╭──

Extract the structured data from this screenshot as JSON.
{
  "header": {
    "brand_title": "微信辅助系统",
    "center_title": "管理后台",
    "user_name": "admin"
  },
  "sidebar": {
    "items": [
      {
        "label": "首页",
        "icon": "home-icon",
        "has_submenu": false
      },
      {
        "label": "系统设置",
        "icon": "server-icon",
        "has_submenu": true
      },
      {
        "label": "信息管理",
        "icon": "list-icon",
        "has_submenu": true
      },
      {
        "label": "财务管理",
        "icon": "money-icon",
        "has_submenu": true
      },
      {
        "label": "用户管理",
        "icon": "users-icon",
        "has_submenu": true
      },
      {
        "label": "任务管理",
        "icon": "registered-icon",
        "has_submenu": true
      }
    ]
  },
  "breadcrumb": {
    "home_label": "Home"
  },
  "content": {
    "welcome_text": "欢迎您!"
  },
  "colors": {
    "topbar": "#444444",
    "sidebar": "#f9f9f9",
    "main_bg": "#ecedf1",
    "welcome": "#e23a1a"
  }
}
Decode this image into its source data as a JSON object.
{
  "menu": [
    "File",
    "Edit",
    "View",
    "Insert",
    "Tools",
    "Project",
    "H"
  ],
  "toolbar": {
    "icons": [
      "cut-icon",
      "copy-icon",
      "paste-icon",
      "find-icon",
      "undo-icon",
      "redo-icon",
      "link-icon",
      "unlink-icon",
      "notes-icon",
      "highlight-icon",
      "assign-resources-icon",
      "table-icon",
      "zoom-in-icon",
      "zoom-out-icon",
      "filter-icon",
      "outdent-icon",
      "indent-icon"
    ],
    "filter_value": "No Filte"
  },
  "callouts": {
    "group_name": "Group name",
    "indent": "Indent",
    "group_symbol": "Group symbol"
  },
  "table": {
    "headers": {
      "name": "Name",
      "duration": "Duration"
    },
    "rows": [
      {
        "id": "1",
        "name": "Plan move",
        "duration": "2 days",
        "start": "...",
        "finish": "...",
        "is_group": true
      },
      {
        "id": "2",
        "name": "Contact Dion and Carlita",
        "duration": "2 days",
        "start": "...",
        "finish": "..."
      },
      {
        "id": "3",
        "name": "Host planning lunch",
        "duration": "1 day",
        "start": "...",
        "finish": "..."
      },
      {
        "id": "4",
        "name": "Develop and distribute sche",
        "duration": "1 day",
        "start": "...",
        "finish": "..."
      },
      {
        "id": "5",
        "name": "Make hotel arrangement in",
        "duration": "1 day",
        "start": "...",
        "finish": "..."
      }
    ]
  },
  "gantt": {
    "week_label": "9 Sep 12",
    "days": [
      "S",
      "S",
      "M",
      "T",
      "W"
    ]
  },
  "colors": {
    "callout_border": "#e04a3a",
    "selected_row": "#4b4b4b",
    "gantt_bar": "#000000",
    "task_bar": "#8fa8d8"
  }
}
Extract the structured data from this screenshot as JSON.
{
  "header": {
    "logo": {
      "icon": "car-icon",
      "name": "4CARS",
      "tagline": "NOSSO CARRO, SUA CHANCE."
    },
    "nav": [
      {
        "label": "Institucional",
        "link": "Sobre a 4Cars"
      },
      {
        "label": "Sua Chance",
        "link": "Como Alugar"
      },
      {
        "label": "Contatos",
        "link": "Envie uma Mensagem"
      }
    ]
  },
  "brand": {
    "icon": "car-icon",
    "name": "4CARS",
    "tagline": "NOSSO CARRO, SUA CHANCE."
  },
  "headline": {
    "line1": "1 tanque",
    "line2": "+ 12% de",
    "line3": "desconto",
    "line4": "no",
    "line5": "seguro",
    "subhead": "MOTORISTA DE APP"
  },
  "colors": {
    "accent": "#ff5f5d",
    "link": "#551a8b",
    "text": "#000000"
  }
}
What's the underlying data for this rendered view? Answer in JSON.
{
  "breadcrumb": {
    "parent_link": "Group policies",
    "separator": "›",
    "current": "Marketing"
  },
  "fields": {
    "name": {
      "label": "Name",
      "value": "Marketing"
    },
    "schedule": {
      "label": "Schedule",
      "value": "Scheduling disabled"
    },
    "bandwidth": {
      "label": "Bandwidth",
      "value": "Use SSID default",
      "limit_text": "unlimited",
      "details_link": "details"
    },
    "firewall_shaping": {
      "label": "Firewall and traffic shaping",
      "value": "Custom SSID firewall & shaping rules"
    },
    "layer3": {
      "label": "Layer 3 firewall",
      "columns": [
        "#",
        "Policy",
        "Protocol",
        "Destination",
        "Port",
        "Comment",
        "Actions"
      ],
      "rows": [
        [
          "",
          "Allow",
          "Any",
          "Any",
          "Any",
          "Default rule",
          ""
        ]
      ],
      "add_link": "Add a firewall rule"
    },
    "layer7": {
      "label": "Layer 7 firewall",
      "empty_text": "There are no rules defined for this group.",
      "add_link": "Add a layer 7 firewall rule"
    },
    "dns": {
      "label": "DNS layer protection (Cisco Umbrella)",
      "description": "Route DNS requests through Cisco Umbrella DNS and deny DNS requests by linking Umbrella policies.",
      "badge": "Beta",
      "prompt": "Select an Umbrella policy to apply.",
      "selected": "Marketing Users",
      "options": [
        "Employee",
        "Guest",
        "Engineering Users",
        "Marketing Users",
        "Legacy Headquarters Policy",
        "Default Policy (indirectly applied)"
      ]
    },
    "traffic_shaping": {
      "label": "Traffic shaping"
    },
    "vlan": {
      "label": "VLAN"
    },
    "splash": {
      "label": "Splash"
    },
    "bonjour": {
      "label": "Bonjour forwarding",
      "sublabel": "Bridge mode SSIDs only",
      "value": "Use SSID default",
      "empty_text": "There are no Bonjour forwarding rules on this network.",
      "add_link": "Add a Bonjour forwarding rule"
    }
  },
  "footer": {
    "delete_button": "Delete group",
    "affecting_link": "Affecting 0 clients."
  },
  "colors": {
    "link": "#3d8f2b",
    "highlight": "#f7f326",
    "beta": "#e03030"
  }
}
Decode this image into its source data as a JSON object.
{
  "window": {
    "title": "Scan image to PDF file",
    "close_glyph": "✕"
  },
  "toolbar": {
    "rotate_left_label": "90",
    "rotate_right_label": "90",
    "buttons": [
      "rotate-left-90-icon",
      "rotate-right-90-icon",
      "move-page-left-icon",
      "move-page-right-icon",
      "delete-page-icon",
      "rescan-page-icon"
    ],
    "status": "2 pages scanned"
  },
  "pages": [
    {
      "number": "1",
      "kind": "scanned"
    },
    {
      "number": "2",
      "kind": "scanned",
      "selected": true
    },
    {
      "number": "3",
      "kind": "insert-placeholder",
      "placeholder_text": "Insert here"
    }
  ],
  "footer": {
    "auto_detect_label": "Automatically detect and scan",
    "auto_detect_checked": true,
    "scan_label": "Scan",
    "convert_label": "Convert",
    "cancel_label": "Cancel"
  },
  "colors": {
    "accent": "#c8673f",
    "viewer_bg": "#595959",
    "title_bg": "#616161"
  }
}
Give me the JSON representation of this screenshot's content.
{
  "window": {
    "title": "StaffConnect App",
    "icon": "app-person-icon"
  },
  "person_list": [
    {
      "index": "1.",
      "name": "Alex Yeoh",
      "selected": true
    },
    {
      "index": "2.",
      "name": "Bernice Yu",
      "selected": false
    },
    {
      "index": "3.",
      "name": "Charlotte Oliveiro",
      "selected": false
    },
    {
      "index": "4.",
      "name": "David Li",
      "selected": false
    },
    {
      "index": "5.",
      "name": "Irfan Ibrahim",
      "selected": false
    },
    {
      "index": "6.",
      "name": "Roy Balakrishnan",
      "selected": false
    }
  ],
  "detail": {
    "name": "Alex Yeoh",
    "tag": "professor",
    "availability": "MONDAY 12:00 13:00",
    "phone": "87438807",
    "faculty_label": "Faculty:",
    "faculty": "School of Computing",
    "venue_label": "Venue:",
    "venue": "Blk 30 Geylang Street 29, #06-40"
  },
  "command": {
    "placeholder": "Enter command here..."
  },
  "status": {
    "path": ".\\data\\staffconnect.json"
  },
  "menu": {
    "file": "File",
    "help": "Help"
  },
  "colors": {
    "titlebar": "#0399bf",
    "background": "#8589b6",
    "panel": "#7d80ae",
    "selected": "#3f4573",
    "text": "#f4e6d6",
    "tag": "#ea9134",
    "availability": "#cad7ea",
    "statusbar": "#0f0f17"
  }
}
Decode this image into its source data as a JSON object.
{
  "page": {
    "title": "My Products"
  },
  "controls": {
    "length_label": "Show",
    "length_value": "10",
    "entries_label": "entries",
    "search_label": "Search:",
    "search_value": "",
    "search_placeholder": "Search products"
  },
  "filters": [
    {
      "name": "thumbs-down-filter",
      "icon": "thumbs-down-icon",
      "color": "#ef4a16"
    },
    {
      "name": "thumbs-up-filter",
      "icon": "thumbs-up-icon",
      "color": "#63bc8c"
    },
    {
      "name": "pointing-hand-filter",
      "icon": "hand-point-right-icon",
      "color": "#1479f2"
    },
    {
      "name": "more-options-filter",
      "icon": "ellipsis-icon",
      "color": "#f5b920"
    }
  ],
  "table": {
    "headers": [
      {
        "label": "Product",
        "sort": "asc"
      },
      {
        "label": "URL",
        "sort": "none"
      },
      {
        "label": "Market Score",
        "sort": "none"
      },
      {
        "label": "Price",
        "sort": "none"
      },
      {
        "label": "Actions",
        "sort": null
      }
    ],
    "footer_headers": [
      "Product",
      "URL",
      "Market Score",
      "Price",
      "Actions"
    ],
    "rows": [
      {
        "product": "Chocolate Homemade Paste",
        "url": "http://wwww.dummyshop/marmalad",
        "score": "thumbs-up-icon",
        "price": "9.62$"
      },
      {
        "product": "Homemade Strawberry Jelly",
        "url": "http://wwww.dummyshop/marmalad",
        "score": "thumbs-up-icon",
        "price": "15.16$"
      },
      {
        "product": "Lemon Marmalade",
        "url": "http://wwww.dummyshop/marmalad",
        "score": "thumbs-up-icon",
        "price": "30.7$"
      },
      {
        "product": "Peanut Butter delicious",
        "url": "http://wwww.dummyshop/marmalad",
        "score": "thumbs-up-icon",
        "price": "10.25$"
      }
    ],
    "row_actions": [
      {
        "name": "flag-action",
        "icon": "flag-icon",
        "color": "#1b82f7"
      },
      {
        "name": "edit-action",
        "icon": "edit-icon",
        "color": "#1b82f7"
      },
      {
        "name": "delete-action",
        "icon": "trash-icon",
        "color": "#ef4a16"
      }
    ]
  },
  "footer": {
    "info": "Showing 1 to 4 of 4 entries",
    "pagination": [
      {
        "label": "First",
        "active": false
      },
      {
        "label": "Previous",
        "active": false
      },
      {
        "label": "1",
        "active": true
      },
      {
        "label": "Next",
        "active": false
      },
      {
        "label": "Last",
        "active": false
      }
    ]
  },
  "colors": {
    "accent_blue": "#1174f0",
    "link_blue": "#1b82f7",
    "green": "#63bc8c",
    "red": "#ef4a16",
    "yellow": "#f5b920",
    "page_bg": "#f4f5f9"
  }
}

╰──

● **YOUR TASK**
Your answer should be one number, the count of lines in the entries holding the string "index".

● **TASK SOLUTION**
6